*** Information shown

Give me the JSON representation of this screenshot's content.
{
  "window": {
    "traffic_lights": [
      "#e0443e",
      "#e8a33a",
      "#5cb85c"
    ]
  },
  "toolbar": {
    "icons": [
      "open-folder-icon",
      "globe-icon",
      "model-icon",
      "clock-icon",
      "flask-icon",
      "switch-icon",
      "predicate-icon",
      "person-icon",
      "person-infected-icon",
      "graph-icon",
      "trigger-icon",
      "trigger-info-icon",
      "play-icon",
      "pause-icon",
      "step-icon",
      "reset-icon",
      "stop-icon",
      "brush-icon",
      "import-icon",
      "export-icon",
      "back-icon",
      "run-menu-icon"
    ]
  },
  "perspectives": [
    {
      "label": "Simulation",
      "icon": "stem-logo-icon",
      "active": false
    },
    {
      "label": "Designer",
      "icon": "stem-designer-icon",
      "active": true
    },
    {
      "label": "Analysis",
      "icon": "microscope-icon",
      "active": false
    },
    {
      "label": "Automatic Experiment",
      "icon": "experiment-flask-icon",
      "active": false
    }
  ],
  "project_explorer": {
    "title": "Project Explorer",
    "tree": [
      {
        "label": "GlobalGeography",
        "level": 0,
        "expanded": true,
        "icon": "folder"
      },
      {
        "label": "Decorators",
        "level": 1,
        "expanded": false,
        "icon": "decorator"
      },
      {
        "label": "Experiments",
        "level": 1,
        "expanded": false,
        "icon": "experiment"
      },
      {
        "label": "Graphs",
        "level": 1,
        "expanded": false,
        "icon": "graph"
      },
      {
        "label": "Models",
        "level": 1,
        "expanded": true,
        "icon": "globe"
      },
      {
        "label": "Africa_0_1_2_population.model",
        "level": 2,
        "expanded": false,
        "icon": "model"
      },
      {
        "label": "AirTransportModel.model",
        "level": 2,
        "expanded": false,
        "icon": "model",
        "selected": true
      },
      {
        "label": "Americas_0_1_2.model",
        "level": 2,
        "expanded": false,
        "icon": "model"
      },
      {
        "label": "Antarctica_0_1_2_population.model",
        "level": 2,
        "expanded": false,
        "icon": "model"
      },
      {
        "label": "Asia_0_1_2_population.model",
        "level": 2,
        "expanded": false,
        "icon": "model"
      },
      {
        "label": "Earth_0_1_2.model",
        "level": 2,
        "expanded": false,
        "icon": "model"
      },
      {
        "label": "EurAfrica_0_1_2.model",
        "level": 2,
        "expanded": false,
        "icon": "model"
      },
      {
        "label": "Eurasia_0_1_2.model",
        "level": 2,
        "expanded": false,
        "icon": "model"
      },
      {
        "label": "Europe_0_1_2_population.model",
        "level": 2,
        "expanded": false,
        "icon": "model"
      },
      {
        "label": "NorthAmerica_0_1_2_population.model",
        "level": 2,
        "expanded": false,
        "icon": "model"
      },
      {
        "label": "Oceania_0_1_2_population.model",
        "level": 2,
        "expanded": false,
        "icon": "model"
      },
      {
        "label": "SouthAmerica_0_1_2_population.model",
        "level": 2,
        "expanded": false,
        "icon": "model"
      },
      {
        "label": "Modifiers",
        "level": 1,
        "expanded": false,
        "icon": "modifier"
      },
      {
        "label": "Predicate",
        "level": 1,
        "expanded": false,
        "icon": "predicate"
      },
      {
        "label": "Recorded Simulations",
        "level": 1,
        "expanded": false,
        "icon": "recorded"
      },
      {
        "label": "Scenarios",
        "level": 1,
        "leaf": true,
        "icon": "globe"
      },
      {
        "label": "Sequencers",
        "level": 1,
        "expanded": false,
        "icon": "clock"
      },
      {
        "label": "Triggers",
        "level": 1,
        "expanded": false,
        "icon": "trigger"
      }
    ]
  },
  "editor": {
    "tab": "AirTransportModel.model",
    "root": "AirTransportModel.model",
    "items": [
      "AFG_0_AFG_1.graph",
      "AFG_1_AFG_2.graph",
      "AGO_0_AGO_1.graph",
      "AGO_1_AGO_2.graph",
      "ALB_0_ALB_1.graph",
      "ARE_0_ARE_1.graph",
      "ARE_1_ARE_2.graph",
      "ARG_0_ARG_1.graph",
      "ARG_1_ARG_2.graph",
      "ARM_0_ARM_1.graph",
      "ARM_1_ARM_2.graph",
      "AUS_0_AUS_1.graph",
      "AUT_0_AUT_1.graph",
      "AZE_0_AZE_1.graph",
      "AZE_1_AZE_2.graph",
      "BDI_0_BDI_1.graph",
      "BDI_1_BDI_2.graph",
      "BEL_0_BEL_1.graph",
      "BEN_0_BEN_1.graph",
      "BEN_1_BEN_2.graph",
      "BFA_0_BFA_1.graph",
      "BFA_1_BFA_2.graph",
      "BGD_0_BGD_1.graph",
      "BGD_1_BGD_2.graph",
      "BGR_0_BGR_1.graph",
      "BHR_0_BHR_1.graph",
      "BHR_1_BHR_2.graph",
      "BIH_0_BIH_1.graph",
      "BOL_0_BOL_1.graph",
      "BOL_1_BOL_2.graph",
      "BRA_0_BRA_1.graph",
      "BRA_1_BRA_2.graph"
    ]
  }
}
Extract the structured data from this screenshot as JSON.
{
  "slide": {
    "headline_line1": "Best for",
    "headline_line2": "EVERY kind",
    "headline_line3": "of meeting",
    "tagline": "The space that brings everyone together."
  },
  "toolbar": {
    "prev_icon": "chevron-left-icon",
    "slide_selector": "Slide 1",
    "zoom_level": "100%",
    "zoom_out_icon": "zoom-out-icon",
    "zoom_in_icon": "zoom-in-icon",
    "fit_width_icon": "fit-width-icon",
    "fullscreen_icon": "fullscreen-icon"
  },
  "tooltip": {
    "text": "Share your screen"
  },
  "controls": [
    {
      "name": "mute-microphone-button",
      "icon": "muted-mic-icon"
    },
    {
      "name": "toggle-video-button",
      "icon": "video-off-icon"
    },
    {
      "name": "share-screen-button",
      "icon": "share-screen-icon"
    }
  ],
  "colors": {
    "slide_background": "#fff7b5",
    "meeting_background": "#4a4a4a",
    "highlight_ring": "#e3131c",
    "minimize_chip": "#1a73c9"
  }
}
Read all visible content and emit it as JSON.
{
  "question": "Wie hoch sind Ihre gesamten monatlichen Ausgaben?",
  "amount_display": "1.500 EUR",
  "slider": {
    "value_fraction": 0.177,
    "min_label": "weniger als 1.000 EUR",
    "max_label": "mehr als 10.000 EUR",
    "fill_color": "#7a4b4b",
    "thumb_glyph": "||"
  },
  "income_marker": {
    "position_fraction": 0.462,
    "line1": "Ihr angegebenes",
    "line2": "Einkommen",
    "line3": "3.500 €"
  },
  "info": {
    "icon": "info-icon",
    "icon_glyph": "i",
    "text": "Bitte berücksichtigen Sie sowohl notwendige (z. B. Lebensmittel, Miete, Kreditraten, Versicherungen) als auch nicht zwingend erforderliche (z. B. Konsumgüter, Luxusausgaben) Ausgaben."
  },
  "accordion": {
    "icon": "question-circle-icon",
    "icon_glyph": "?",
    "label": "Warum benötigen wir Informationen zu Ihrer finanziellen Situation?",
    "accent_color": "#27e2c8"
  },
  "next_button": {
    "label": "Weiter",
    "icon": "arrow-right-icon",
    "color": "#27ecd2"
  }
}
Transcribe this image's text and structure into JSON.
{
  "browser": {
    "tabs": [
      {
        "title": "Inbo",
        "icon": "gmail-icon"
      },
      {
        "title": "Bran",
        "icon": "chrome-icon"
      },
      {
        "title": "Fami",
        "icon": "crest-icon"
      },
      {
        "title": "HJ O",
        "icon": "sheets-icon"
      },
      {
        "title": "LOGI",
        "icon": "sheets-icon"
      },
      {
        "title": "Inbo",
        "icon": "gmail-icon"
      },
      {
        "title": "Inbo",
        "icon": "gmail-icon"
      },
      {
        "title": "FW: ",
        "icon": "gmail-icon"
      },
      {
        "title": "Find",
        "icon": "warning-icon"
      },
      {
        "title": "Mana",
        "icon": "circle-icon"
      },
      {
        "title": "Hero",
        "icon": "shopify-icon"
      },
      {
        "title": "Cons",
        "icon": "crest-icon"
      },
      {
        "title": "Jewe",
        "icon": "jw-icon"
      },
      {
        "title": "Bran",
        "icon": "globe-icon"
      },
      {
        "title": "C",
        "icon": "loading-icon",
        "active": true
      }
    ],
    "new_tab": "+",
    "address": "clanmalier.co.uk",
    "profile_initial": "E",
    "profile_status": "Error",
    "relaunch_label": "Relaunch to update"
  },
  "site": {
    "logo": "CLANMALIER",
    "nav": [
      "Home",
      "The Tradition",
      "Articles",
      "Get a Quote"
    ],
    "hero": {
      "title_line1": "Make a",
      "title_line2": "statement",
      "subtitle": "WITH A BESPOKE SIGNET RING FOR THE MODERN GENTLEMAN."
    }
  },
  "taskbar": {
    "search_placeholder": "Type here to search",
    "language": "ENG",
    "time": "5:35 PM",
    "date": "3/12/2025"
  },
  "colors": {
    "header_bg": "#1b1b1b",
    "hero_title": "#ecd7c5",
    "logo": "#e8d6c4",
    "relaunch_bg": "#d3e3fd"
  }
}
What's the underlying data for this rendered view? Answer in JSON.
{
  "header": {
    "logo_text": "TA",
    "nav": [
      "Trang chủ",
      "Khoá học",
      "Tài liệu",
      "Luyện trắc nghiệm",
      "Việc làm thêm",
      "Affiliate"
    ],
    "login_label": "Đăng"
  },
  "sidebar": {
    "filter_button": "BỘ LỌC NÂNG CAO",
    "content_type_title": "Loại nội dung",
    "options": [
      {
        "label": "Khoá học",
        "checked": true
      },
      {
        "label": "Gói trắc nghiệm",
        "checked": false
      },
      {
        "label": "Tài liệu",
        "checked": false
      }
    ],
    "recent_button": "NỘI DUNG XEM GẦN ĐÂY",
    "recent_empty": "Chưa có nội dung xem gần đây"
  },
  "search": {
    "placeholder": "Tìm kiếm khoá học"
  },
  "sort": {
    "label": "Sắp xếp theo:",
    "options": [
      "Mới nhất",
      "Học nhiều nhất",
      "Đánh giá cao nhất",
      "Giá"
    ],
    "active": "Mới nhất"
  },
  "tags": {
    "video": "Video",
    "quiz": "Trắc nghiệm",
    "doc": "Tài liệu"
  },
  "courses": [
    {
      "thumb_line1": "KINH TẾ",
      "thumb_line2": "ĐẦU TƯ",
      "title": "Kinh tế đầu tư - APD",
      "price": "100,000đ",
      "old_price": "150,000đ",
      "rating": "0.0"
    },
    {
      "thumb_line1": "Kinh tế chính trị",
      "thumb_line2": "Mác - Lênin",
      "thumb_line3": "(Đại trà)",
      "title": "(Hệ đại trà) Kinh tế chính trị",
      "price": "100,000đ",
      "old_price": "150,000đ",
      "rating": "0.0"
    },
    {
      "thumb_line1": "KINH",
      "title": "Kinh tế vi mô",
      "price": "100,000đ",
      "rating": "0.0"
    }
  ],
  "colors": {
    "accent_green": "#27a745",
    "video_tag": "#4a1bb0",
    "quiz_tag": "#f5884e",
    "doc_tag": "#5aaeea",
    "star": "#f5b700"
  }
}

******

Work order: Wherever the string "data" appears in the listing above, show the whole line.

Response for this exercise:
Extract the structured data from this screenshot as JSON.
What's the underlying data for this rendered view? Answer in JSON.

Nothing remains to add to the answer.